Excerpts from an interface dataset
'''

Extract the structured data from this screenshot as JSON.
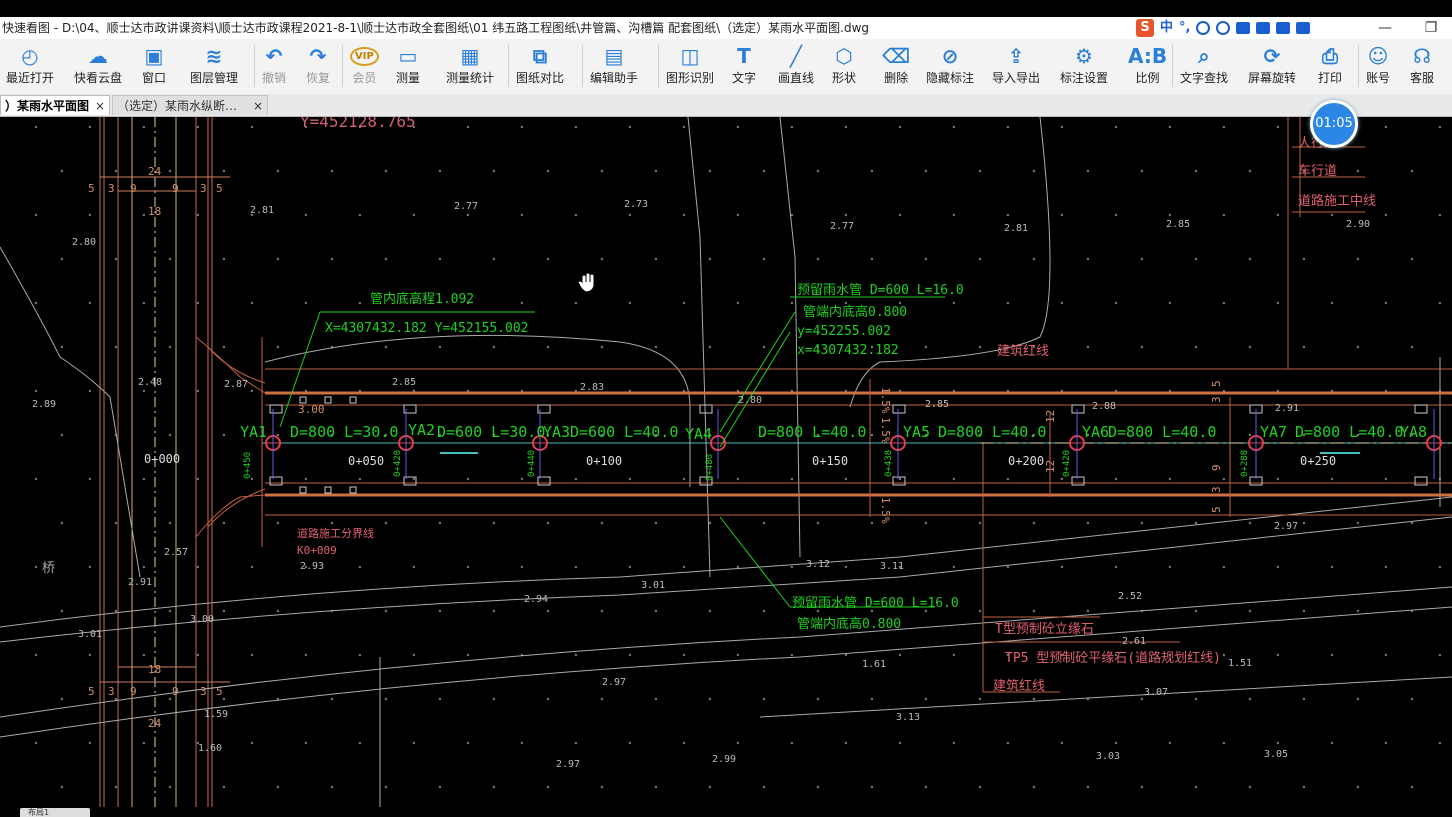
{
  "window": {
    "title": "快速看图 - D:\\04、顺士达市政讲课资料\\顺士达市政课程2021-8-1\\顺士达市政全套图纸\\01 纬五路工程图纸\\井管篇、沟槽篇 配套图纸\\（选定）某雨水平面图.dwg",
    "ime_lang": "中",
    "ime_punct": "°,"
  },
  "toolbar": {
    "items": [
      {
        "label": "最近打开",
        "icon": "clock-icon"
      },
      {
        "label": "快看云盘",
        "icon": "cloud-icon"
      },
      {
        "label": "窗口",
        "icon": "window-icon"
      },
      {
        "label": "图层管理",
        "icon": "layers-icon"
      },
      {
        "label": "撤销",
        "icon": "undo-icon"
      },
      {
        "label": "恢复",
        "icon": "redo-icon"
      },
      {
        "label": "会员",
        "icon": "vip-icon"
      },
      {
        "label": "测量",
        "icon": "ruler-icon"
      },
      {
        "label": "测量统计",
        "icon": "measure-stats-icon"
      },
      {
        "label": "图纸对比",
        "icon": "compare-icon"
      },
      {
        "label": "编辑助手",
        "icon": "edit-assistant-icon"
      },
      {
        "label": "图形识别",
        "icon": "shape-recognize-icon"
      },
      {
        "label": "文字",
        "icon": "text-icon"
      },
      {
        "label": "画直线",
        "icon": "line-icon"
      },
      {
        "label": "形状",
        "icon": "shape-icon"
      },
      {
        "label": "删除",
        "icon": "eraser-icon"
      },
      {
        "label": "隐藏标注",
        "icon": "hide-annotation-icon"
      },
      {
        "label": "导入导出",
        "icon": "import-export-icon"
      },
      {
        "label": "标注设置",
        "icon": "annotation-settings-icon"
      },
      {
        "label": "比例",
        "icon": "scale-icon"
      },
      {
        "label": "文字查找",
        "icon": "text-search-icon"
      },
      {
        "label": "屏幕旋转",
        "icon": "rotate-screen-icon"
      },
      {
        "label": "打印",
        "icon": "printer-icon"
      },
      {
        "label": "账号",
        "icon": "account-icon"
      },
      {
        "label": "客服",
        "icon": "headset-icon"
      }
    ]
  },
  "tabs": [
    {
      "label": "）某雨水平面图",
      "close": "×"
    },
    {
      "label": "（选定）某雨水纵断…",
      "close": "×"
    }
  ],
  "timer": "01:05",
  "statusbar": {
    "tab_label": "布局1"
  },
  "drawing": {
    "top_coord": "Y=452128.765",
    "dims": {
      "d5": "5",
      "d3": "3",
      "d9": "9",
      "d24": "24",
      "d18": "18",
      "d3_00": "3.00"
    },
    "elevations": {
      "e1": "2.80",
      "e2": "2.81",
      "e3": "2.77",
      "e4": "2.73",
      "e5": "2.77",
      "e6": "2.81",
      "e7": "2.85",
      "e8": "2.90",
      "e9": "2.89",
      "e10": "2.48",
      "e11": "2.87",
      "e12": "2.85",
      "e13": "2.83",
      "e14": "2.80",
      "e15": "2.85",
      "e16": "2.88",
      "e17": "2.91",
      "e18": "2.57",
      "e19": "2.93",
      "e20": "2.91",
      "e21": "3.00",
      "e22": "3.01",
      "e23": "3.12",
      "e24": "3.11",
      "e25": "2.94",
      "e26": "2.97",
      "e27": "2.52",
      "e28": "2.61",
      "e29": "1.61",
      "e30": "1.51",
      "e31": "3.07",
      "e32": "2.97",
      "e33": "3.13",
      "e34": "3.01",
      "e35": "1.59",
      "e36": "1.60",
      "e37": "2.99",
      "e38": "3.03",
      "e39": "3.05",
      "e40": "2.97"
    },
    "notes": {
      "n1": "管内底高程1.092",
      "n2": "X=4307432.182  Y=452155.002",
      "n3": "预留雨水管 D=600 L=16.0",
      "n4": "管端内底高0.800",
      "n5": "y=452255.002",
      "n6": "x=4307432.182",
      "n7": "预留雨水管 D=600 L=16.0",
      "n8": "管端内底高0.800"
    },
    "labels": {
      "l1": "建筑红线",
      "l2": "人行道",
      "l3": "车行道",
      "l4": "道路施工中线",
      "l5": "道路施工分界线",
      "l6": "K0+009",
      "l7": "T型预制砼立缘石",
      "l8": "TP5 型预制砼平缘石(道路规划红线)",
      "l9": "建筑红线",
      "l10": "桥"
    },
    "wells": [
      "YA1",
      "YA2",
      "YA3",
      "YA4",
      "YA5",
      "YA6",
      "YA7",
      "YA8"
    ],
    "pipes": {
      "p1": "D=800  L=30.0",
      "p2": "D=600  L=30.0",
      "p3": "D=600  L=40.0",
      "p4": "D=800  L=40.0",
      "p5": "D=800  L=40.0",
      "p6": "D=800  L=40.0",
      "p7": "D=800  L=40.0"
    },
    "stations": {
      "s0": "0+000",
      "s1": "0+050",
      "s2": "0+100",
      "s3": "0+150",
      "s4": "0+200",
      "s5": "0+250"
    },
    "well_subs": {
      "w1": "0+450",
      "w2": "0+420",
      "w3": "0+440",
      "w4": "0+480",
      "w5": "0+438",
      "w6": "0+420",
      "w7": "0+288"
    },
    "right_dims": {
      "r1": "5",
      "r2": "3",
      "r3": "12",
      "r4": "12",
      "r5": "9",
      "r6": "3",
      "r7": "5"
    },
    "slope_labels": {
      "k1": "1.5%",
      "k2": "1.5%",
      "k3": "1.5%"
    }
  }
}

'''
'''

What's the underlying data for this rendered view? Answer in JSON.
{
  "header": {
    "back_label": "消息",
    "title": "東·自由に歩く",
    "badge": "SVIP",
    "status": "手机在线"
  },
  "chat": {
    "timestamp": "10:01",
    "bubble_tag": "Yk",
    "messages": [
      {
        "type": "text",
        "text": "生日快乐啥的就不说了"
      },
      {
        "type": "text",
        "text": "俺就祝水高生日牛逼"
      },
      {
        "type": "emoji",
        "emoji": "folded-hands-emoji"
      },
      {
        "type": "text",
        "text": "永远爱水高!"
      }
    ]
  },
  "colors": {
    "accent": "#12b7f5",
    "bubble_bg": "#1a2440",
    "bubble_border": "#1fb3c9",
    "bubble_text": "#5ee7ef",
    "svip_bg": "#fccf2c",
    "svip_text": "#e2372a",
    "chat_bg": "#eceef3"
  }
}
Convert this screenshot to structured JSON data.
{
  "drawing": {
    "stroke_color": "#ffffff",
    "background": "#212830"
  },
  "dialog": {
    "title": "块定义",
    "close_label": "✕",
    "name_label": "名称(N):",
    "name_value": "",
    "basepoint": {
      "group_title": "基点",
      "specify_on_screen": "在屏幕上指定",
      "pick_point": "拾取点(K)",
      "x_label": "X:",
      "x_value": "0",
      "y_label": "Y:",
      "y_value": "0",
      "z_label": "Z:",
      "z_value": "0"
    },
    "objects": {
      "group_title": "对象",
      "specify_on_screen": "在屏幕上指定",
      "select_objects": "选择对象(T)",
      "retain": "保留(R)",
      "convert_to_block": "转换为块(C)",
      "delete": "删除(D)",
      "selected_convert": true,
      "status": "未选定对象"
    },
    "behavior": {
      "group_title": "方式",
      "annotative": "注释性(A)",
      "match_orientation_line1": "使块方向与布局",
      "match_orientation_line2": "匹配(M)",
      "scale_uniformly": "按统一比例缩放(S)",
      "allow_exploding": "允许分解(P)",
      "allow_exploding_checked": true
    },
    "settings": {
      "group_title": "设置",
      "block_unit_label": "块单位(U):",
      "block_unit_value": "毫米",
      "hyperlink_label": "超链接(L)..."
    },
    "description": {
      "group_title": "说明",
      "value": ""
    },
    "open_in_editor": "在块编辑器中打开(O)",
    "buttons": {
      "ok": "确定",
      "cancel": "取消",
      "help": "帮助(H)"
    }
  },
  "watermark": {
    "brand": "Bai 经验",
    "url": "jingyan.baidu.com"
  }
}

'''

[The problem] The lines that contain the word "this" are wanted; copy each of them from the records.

[Answer]
Extract the structured data from this screenshot as JSON.
What's the underlying data for this rendered view? Answer in JSON.
Convert this screenshot to structured JSON data.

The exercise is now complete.